*** The data ***

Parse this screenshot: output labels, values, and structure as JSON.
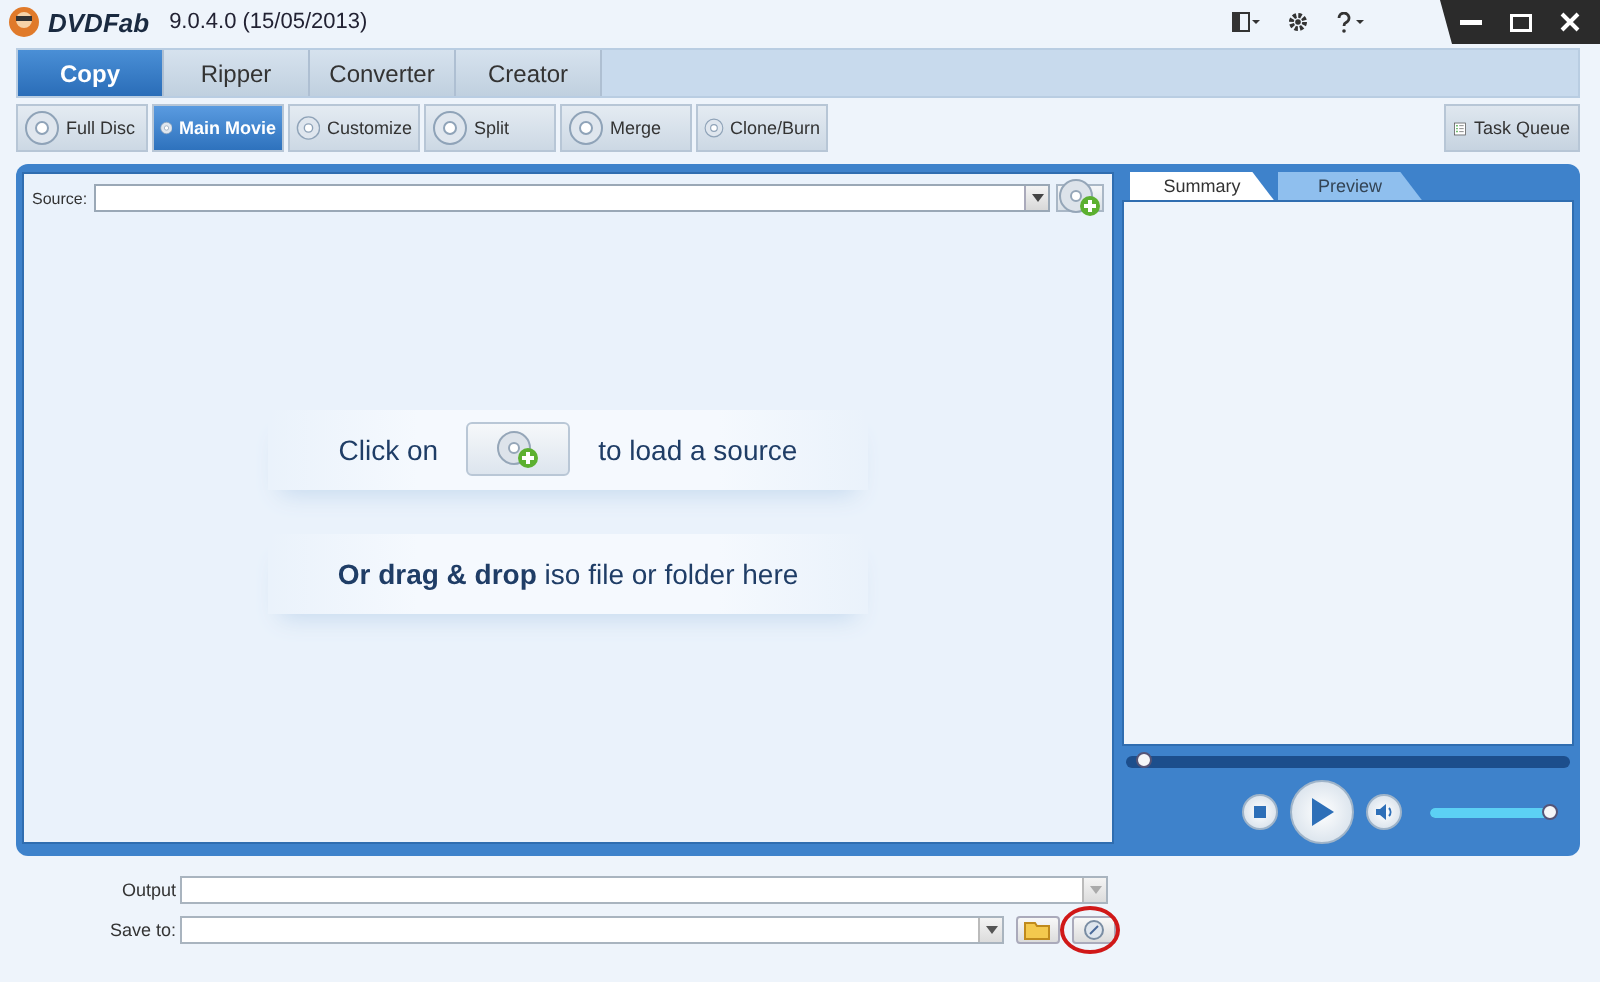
{
  "window": {
    "app_name": "DVDFab",
    "version": "9.0.4.0 (15/05/2013)"
  },
  "tabs": [
    {
      "label": "Copy",
      "selected": true
    },
    {
      "label": "Ripper",
      "selected": false
    },
    {
      "label": "Converter",
      "selected": false
    },
    {
      "label": "Creator",
      "selected": false
    }
  ],
  "modes": [
    {
      "label": "Full Disc",
      "selected": false
    },
    {
      "label": "Main Movie",
      "selected": true
    },
    {
      "label": "Customize",
      "selected": false
    },
    {
      "label": "Split",
      "selected": false
    },
    {
      "label": "Merge",
      "selected": false
    },
    {
      "label": "Clone/Burn",
      "selected": false
    }
  ],
  "task_queue": {
    "label": "Task Queue"
  },
  "source": {
    "label": "Source:"
  },
  "drop_hint": {
    "click_text": "Click on",
    "load_text": "to load a source",
    "drag_text": "**Or drag & drop** iso file or folder here"
  },
  "preview_tabs": [
    {
      "label": "Summary",
      "selected": true
    },
    {
      "label": "Preview",
      "selected": false
    }
  ],
  "player": {
    "seek": {
      "level": 0
    },
    "volume": {
      "level": 1
    }
  },
  "output": {
    "label": "Output"
  },
  "save_to": {
    "label": "Save to:",
    "highlighted": true
  }
}
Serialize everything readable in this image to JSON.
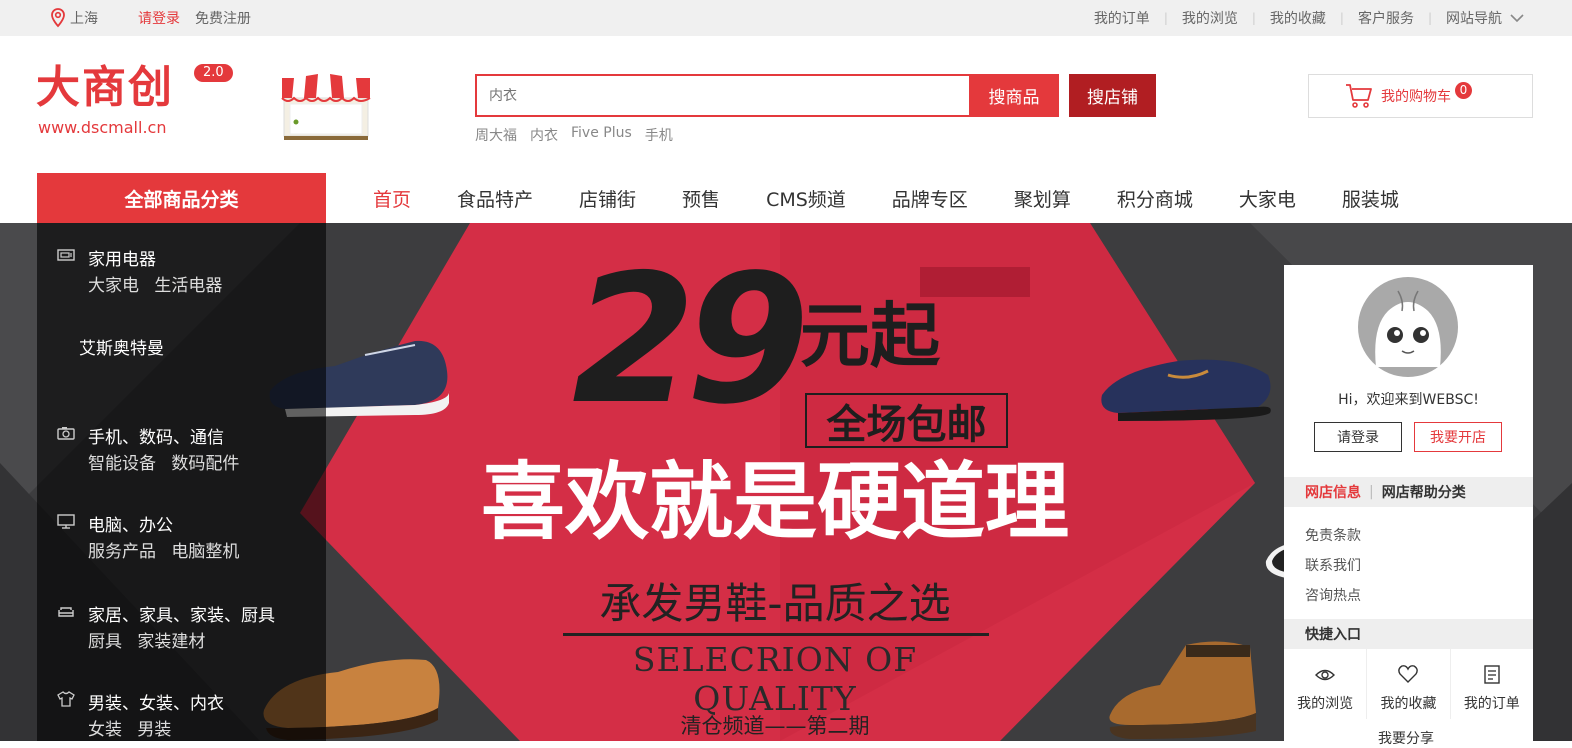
{
  "topbar": {
    "city": "上海",
    "login": "请登录",
    "register": "免费注册",
    "links": [
      "我的订单",
      "我的浏览",
      "我的收藏",
      "客户服务",
      "网站导航"
    ]
  },
  "header": {
    "logo_text": "大商创",
    "logo_version": "2.0",
    "logo_url": "www.dscmall.cn",
    "search_placeholder": "内衣",
    "search_goods_btn": "搜商品",
    "search_shop_btn": "搜店铺",
    "hotwords": [
      "周大福",
      "内衣",
      "Five Plus",
      "手机"
    ],
    "cart_label": "我的购物车",
    "cart_count": "0"
  },
  "nav": {
    "all_categories": "全部商品分类",
    "items": [
      "首页",
      "食品特产",
      "店铺街",
      "预售",
      "CMS频道",
      "品牌专区",
      "聚划算",
      "积分商城",
      "大家电",
      "服装城"
    ]
  },
  "categories": [
    {
      "title": "家用电器",
      "subs": [
        "大家电",
        "生活电器"
      ],
      "icon": "appliance-icon"
    },
    {
      "title": "艾斯奥特曼",
      "subs": [],
      "icon": ""
    },
    {
      "title": "手机、数码、通信",
      "subs": [
        "智能设备",
        "数码配件"
      ],
      "icon": "camera-icon"
    },
    {
      "title": "电脑、办公",
      "subs": [
        "服务产品",
        "电脑整机"
      ],
      "icon": "monitor-icon"
    },
    {
      "title": "家居、家具、家装、厨具",
      "subs": [
        "厨具",
        "家装建材"
      ],
      "icon": "sofa-icon"
    },
    {
      "title": "男装、女装、内衣",
      "subs": [
        "女装",
        "男装"
      ],
      "icon": "shirt-icon"
    }
  ],
  "banner": {
    "price": "29",
    "price_suffix": "元起",
    "free_shipping": "全场包邮",
    "slogan": "喜欢就是硬道理",
    "subtitle": "承发男鞋-品质之选",
    "english": "SELECRION OF QUALITY",
    "period": "清仓频道——第二期"
  },
  "user_panel": {
    "welcome": "Hi，欢迎来到WEBSC!",
    "login_btn": "请登录",
    "open_shop_btn": "我要开店",
    "tab_info": "网店信息",
    "tab_help": "网店帮助分类",
    "links": [
      "免责条款",
      "联系我们",
      "咨询热点"
    ],
    "quick_title": "快捷入口",
    "quick": [
      "我的浏览",
      "我的收藏",
      "我的订单"
    ],
    "more": "我要分享"
  },
  "colors": {
    "accent": "#e4393c",
    "dark_accent": "#b11e22"
  }
}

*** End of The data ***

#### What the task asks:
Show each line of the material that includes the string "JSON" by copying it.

#### Result of this task:
Parse this screenshot: output labels, values, and structure as JSON.
Serialize everything readable in this image to JSON.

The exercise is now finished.